- _Work to complete_
The entries need to be copied exactly as they stand, images left out.

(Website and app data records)
####

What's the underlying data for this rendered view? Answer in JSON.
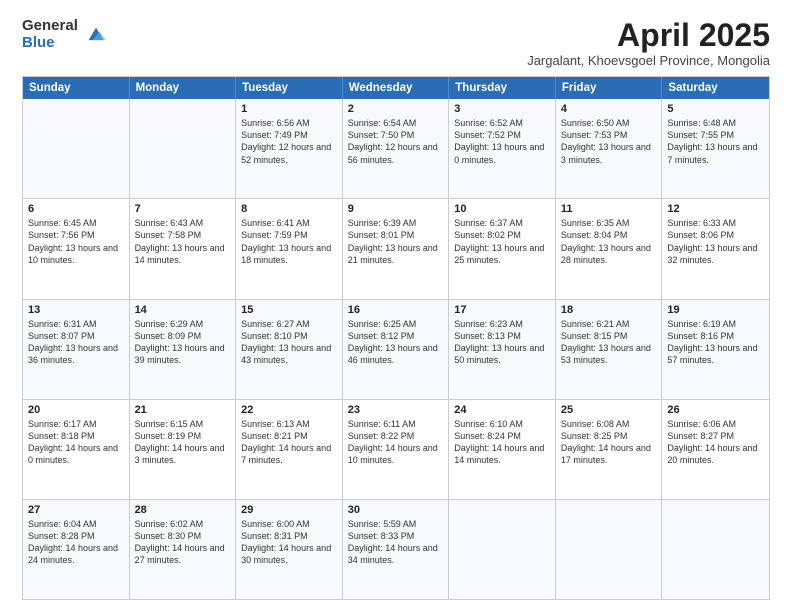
{
  "logo": {
    "general": "General",
    "blue": "Blue"
  },
  "title": "April 2025",
  "subtitle": "Jargalant, Khoevsgoel Province, Mongolia",
  "headers": [
    "Sunday",
    "Monday",
    "Tuesday",
    "Wednesday",
    "Thursday",
    "Friday",
    "Saturday"
  ],
  "weeks": [
    [
      {
        "day": "",
        "info": ""
      },
      {
        "day": "",
        "info": ""
      },
      {
        "day": "1",
        "info": "Sunrise: 6:56 AM\nSunset: 7:49 PM\nDaylight: 12 hours and 52 minutes."
      },
      {
        "day": "2",
        "info": "Sunrise: 6:54 AM\nSunset: 7:50 PM\nDaylight: 12 hours and 56 minutes."
      },
      {
        "day": "3",
        "info": "Sunrise: 6:52 AM\nSunset: 7:52 PM\nDaylight: 13 hours and 0 minutes."
      },
      {
        "day": "4",
        "info": "Sunrise: 6:50 AM\nSunset: 7:53 PM\nDaylight: 13 hours and 3 minutes."
      },
      {
        "day": "5",
        "info": "Sunrise: 6:48 AM\nSunset: 7:55 PM\nDaylight: 13 hours and 7 minutes."
      }
    ],
    [
      {
        "day": "6",
        "info": "Sunrise: 6:45 AM\nSunset: 7:56 PM\nDaylight: 13 hours and 10 minutes."
      },
      {
        "day": "7",
        "info": "Sunrise: 6:43 AM\nSunset: 7:58 PM\nDaylight: 13 hours and 14 minutes."
      },
      {
        "day": "8",
        "info": "Sunrise: 6:41 AM\nSunset: 7:59 PM\nDaylight: 13 hours and 18 minutes."
      },
      {
        "day": "9",
        "info": "Sunrise: 6:39 AM\nSunset: 8:01 PM\nDaylight: 13 hours and 21 minutes."
      },
      {
        "day": "10",
        "info": "Sunrise: 6:37 AM\nSunset: 8:02 PM\nDaylight: 13 hours and 25 minutes."
      },
      {
        "day": "11",
        "info": "Sunrise: 6:35 AM\nSunset: 8:04 PM\nDaylight: 13 hours and 28 minutes."
      },
      {
        "day": "12",
        "info": "Sunrise: 6:33 AM\nSunset: 8:06 PM\nDaylight: 13 hours and 32 minutes."
      }
    ],
    [
      {
        "day": "13",
        "info": "Sunrise: 6:31 AM\nSunset: 8:07 PM\nDaylight: 13 hours and 36 minutes."
      },
      {
        "day": "14",
        "info": "Sunrise: 6:29 AM\nSunset: 8:09 PM\nDaylight: 13 hours and 39 minutes."
      },
      {
        "day": "15",
        "info": "Sunrise: 6:27 AM\nSunset: 8:10 PM\nDaylight: 13 hours and 43 minutes."
      },
      {
        "day": "16",
        "info": "Sunrise: 6:25 AM\nSunset: 8:12 PM\nDaylight: 13 hours and 46 minutes."
      },
      {
        "day": "17",
        "info": "Sunrise: 6:23 AM\nSunset: 8:13 PM\nDaylight: 13 hours and 50 minutes."
      },
      {
        "day": "18",
        "info": "Sunrise: 6:21 AM\nSunset: 8:15 PM\nDaylight: 13 hours and 53 minutes."
      },
      {
        "day": "19",
        "info": "Sunrise: 6:19 AM\nSunset: 8:16 PM\nDaylight: 13 hours and 57 minutes."
      }
    ],
    [
      {
        "day": "20",
        "info": "Sunrise: 6:17 AM\nSunset: 8:18 PM\nDaylight: 14 hours and 0 minutes."
      },
      {
        "day": "21",
        "info": "Sunrise: 6:15 AM\nSunset: 8:19 PM\nDaylight: 14 hours and 3 minutes."
      },
      {
        "day": "22",
        "info": "Sunrise: 6:13 AM\nSunset: 8:21 PM\nDaylight: 14 hours and 7 minutes."
      },
      {
        "day": "23",
        "info": "Sunrise: 6:11 AM\nSunset: 8:22 PM\nDaylight: 14 hours and 10 minutes."
      },
      {
        "day": "24",
        "info": "Sunrise: 6:10 AM\nSunset: 8:24 PM\nDaylight: 14 hours and 14 minutes."
      },
      {
        "day": "25",
        "info": "Sunrise: 6:08 AM\nSunset: 8:25 PM\nDaylight: 14 hours and 17 minutes."
      },
      {
        "day": "26",
        "info": "Sunrise: 6:06 AM\nSunset: 8:27 PM\nDaylight: 14 hours and 20 minutes."
      }
    ],
    [
      {
        "day": "27",
        "info": "Sunrise: 6:04 AM\nSunset: 8:28 PM\nDaylight: 14 hours and 24 minutes."
      },
      {
        "day": "28",
        "info": "Sunrise: 6:02 AM\nSunset: 8:30 PM\nDaylight: 14 hours and 27 minutes."
      },
      {
        "day": "29",
        "info": "Sunrise: 6:00 AM\nSunset: 8:31 PM\nDaylight: 14 hours and 30 minutes."
      },
      {
        "day": "30",
        "info": "Sunrise: 5:59 AM\nSunset: 8:33 PM\nDaylight: 14 hours and 34 minutes."
      },
      {
        "day": "",
        "info": ""
      },
      {
        "day": "",
        "info": ""
      },
      {
        "day": "",
        "info": ""
      }
    ]
  ]
}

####

- _Written answer_
What's the underlying data for this rendered view? Answer in JSON.
{
  "logo": {
    "general": "General",
    "blue": "Blue"
  },
  "title": "April 2025",
  "subtitle": "Jargalant, Khoevsgoel Province, Mongolia",
  "headers": [
    "Sunday",
    "Monday",
    "Tuesday",
    "Wednesday",
    "Thursday",
    "Friday",
    "Saturday"
  ],
  "weeks": [
    [
      {
        "day": "",
        "info": ""
      },
      {
        "day": "",
        "info": ""
      },
      {
        "day": "1",
        "info": "Sunrise: 6:56 AM\nSunset: 7:49 PM\nDaylight: 12 hours and 52 minutes."
      },
      {
        "day": "2",
        "info": "Sunrise: 6:54 AM\nSunset: 7:50 PM\nDaylight: 12 hours and 56 minutes."
      },
      {
        "day": "3",
        "info": "Sunrise: 6:52 AM\nSunset: 7:52 PM\nDaylight: 13 hours and 0 minutes."
      },
      {
        "day": "4",
        "info": "Sunrise: 6:50 AM\nSunset: 7:53 PM\nDaylight: 13 hours and 3 minutes."
      },
      {
        "day": "5",
        "info": "Sunrise: 6:48 AM\nSunset: 7:55 PM\nDaylight: 13 hours and 7 minutes."
      }
    ],
    [
      {
        "day": "6",
        "info": "Sunrise: 6:45 AM\nSunset: 7:56 PM\nDaylight: 13 hours and 10 minutes."
      },
      {
        "day": "7",
        "info": "Sunrise: 6:43 AM\nSunset: 7:58 PM\nDaylight: 13 hours and 14 minutes."
      },
      {
        "day": "8",
        "info": "Sunrise: 6:41 AM\nSunset: 7:59 PM\nDaylight: 13 hours and 18 minutes."
      },
      {
        "day": "9",
        "info": "Sunrise: 6:39 AM\nSunset: 8:01 PM\nDaylight: 13 hours and 21 minutes."
      },
      {
        "day": "10",
        "info": "Sunrise: 6:37 AM\nSunset: 8:02 PM\nDaylight: 13 hours and 25 minutes."
      },
      {
        "day": "11",
        "info": "Sunrise: 6:35 AM\nSunset: 8:04 PM\nDaylight: 13 hours and 28 minutes."
      },
      {
        "day": "12",
        "info": "Sunrise: 6:33 AM\nSunset: 8:06 PM\nDaylight: 13 hours and 32 minutes."
      }
    ],
    [
      {
        "day": "13",
        "info": "Sunrise: 6:31 AM\nSunset: 8:07 PM\nDaylight: 13 hours and 36 minutes."
      },
      {
        "day": "14",
        "info": "Sunrise: 6:29 AM\nSunset: 8:09 PM\nDaylight: 13 hours and 39 minutes."
      },
      {
        "day": "15",
        "info": "Sunrise: 6:27 AM\nSunset: 8:10 PM\nDaylight: 13 hours and 43 minutes."
      },
      {
        "day": "16",
        "info": "Sunrise: 6:25 AM\nSunset: 8:12 PM\nDaylight: 13 hours and 46 minutes."
      },
      {
        "day": "17",
        "info": "Sunrise: 6:23 AM\nSunset: 8:13 PM\nDaylight: 13 hours and 50 minutes."
      },
      {
        "day": "18",
        "info": "Sunrise: 6:21 AM\nSunset: 8:15 PM\nDaylight: 13 hours and 53 minutes."
      },
      {
        "day": "19",
        "info": "Sunrise: 6:19 AM\nSunset: 8:16 PM\nDaylight: 13 hours and 57 minutes."
      }
    ],
    [
      {
        "day": "20",
        "info": "Sunrise: 6:17 AM\nSunset: 8:18 PM\nDaylight: 14 hours and 0 minutes."
      },
      {
        "day": "21",
        "info": "Sunrise: 6:15 AM\nSunset: 8:19 PM\nDaylight: 14 hours and 3 minutes."
      },
      {
        "day": "22",
        "info": "Sunrise: 6:13 AM\nSunset: 8:21 PM\nDaylight: 14 hours and 7 minutes."
      },
      {
        "day": "23",
        "info": "Sunrise: 6:11 AM\nSunset: 8:22 PM\nDaylight: 14 hours and 10 minutes."
      },
      {
        "day": "24",
        "info": "Sunrise: 6:10 AM\nSunset: 8:24 PM\nDaylight: 14 hours and 14 minutes."
      },
      {
        "day": "25",
        "info": "Sunrise: 6:08 AM\nSunset: 8:25 PM\nDaylight: 14 hours and 17 minutes."
      },
      {
        "day": "26",
        "info": "Sunrise: 6:06 AM\nSunset: 8:27 PM\nDaylight: 14 hours and 20 minutes."
      }
    ],
    [
      {
        "day": "27",
        "info": "Sunrise: 6:04 AM\nSunset: 8:28 PM\nDaylight: 14 hours and 24 minutes."
      },
      {
        "day": "28",
        "info": "Sunrise: 6:02 AM\nSunset: 8:30 PM\nDaylight: 14 hours and 27 minutes."
      },
      {
        "day": "29",
        "info": "Sunrise: 6:00 AM\nSunset: 8:31 PM\nDaylight: 14 hours and 30 minutes."
      },
      {
        "day": "30",
        "info": "Sunrise: 5:59 AM\nSunset: 8:33 PM\nDaylight: 14 hours and 34 minutes."
      },
      {
        "day": "",
        "info": ""
      },
      {
        "day": "",
        "info": ""
      },
      {
        "day": "",
        "info": ""
      }
    ]
  ]
}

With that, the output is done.